Social and emotional learning (SEL) and character education make a lot of common sense. We know that students have to be prepared for college, career, and life success. We also know that families and communities are not reliably providing the kinds of experiences that all students need. So SEL and character education would seem to be essential aspects of educational practice and policy. But they are not. Marvin Berkowitz and I have identified five myths that are holding back progress in SEL and character education. These myths need to be directly identified and confronted through caring conversations with faculty, administrators, parents, and community leaders. Creating an infrastructure for moving forward in sustainable ways will be difficult while such myths predominate.
Let's identify these myths and examine why they simply aren't true.
Myth #1: Fostering social-emotional competence and character development is not the role of the school.
There is no "off" switch with character education. The truth is that all adults who interact with children will affect children's development, whether for good or for ill. All adults in the school leave their mark on children every day. Some are lasting and indelible, some are inspiring, and some are painful. Cruel or insensitive treatment by a teacher can reverberate even many years later in a person's life. Therefore, it is important for adults to be aware of the power that they wield over children, and then wield it responsibly on the children's behalf.
Myth #2: Character education competes with the true purpose of schooling.
President Theodore Roosevelt warned, "To educate a man in mind and not in morals is to educate a menace to society." In the last 50 years, U.S. education has been shaped by legislative and political pressure to increase the prominence of language arts, math, and science in the curriculum in order to keep pace with the technological progress of other nations. These forces have virtually eliminated the intentional focus on social-emotional competence and good character, qualities that are the foundation of involved democratic citizenship, responsible family life, workplace success, and a lifelong love of learning. In reality, there are multiple purposes of schooling. Positive social-emotional and character development is one of them, though this age-old wisdom is often neglected.
Myth #3: Given the current pressure for higher achievement, schools cannot afford to add character education to an already overcrowded curriculum.
Research shows that an intentional effort to promote good character in students has the effect of increasing academic achievement. Educating for character and social-emotional competence in a supportive school culture and climate can transform and enhance education. It's not an add-on -- it's a value added.
Myth #4: By the time children get to school, their personalities and core values are already formed.
Some students always come to school prepared, answer politely, and get along with everyone. Other students, however, are surly, unprepared, and seem unwilling to learn. These "difficult" children are the very ones whose lives can be saved by the nurturing care of a teacher. If we see the potential in children rather than simply seeing them as they currently are, then we can educate these young people to help them become their best possible selves. The question at the forefront for superintendents, principals, teachers, and other school personnel, as well as for students in their interactions with one another, should be always be, "What can I do to help you be the best you can be, to help you become a more effective social and moral agent?" We need to help students believe that they can change and grow, so that they can be collaborators in reaching their full potential and becoming their best possible selves.

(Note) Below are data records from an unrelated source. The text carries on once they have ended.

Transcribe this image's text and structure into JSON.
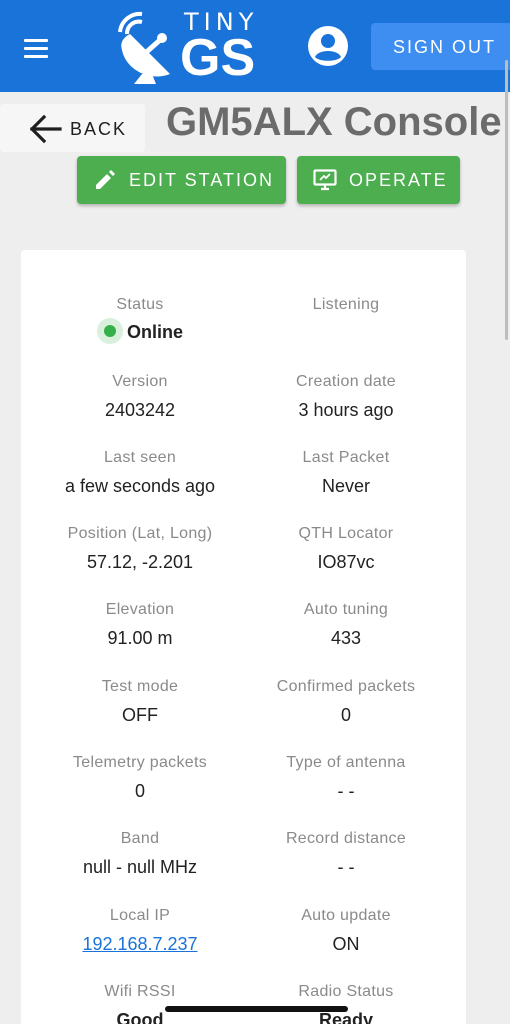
{
  "header": {
    "logo_top": "TINY",
    "logo_main": "GS",
    "signout_label": "SIGN OUT"
  },
  "nav": {
    "back_label": "BACK",
    "page_title": "GM5ALX Console"
  },
  "actions": {
    "edit_label": "EDIT STATION",
    "operate_label": "OPERATE"
  },
  "colors": {
    "appbar": "#1a73d9",
    "primary_button": "#4cae4f",
    "online": "#3aa548"
  },
  "fields": [
    {
      "label": "Status",
      "value": "Online"
    },
    {
      "label": "Listening",
      "value": ""
    },
    {
      "label": "Version",
      "value": "2403242"
    },
    {
      "label": "Creation date",
      "value": "3 hours ago"
    },
    {
      "label": "Last seen",
      "value": "a few seconds ago"
    },
    {
      "label": "Last Packet",
      "value": "Never"
    },
    {
      "label": "Position (Lat, Long)",
      "value": "57.12, -2.201"
    },
    {
      "label": "QTH Locator",
      "value": "IO87vc"
    },
    {
      "label": "Elevation",
      "value": "91.00 m"
    },
    {
      "label": "Auto tuning",
      "value": "433"
    },
    {
      "label": "Test mode",
      "value": "OFF"
    },
    {
      "label": "Confirmed packets",
      "value": "0"
    },
    {
      "label": "Telemetry packets",
      "value": "0"
    },
    {
      "label": "Type of antenna",
      "value": "- -"
    },
    {
      "label": "Band",
      "value": "null - null MHz"
    },
    {
      "label": "Record distance",
      "value": "- -"
    },
    {
      "label": "Local IP",
      "value": "192.168.7.237"
    },
    {
      "label": "Auto update",
      "value": "ON"
    },
    {
      "label": "Wifi RSSI",
      "value": "Good"
    },
    {
      "label": "Radio Status",
      "value": "Ready"
    }
  ]
}
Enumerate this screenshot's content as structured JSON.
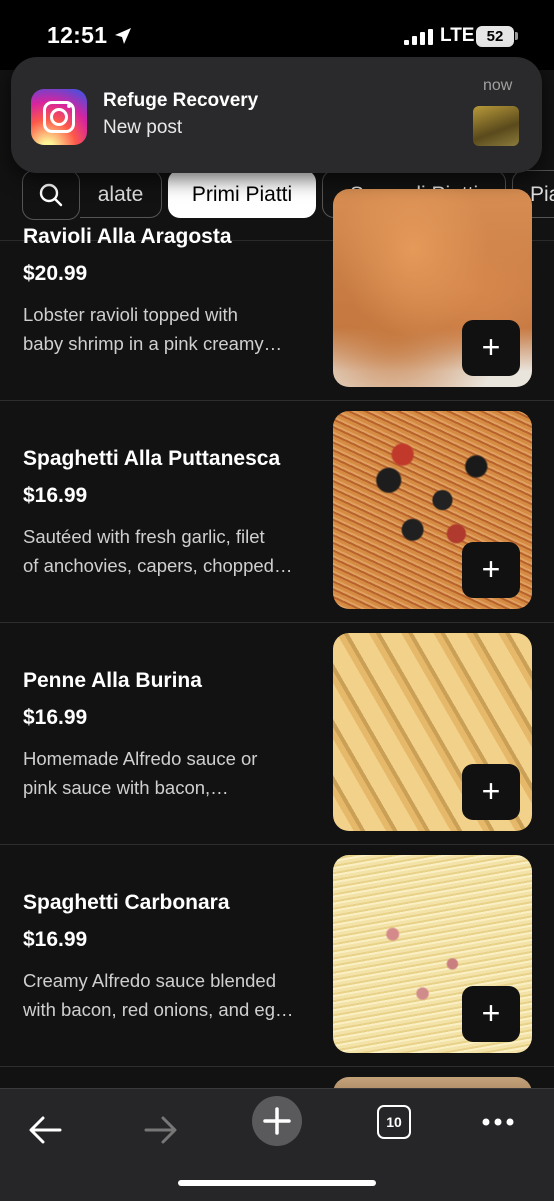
{
  "status_bar": {
    "time": "12:51",
    "network": "LTE",
    "battery": "52"
  },
  "notification": {
    "app_icon": "instagram-icon",
    "title": "Refuge Recovery",
    "body": "New post",
    "time": "now",
    "thumb_text": "REFUGE RECOVERY Corbett, OR"
  },
  "categories": {
    "search_icon": "search-icon",
    "tabs": [
      {
        "label": "alate",
        "active": false
      },
      {
        "label": "Primi Piatti",
        "active": true
      },
      {
        "label": "Secondi Piatti",
        "active": false
      },
      {
        "label": "Pia",
        "active": false
      }
    ]
  },
  "menu": {
    "items": [
      {
        "name": "Ravioli Alla Aragosta",
        "price": "$20.99",
        "desc_line1": "Lobster ravioli topped with",
        "desc_line2": "baby shrimp in a pink creamy…"
      },
      {
        "name": "Spaghetti Alla Puttanesca",
        "price": "$16.99",
        "desc_line1": "Sautéed with fresh garlic, filet",
        "desc_line2": "of anchovies, capers, chopped…"
      },
      {
        "name": "Penne Alla Burina",
        "price": "$16.99",
        "desc_line1": "Homemade Alfredo sauce or",
        "desc_line2": "pink sauce with bacon,…"
      },
      {
        "name": "Spaghetti Carbonara",
        "price": "$16.99",
        "desc_line1": "Creamy Alfredo sauce blended",
        "desc_line2": "with bacon, red onions, and eg…"
      }
    ],
    "add_label": "+"
  },
  "browser_bar": {
    "back_icon": "arrow-left-icon",
    "forward_icon": "arrow-right-icon",
    "new_tab_icon": "plus-icon",
    "tab_count": "10",
    "more_icon": "more-icon"
  }
}
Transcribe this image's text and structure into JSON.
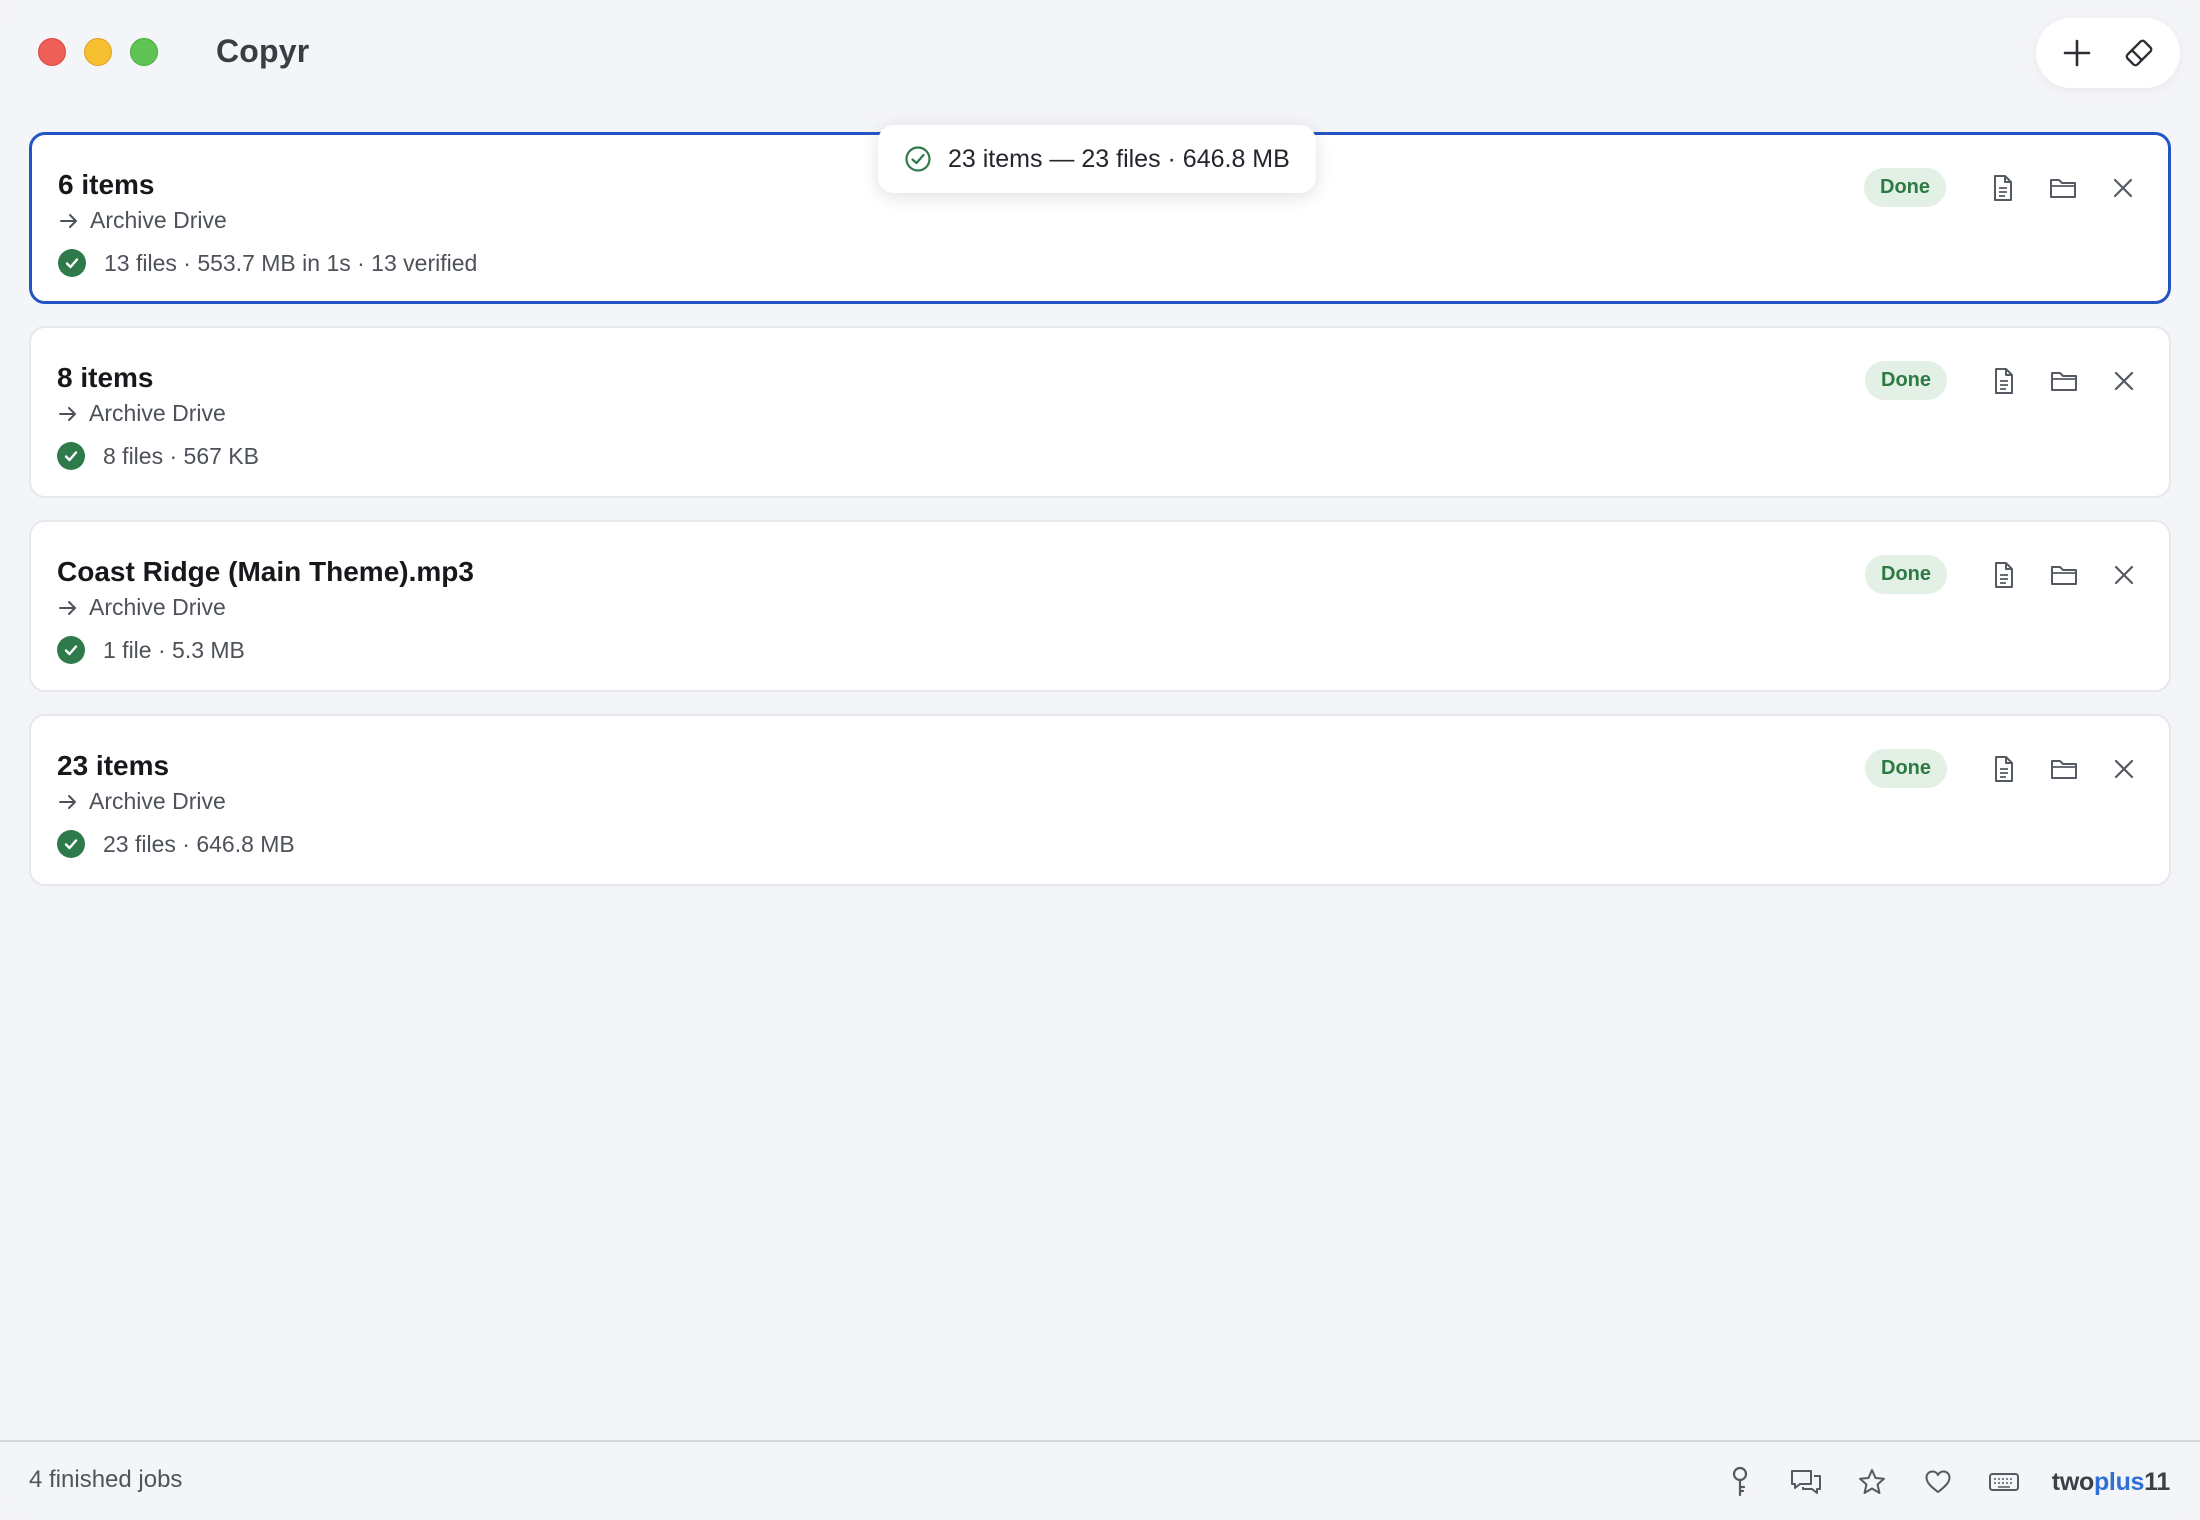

Myth #5: What I do in my own classroom matters most.
Students are affected by the many events and people that they encounter daily, both inside and outside of school. These diverse influencers often communicate contrary messages. Gone are the days when individual teachers could close their doors, be great instructors, and have their students thrive. As in a relay race, coordinated messages and skill development pertaining to character and social-emotional competencies within and across grade levels are necessary for students to cross the finish line successfully. Whole-school climate and schoolwide values matter at least as much as what teachers do in their individual classrooms.
How is the need for SEL and character education perceived in your school community? What practices do you and your colleagues use toward this end? Please share your thoughts in the comments below.
Editor's note: Adapted with permission from Schools of Social Emotional Competence and Character by Maurice Elias and Marvin Berkowitz, ©2016 by NPRInc.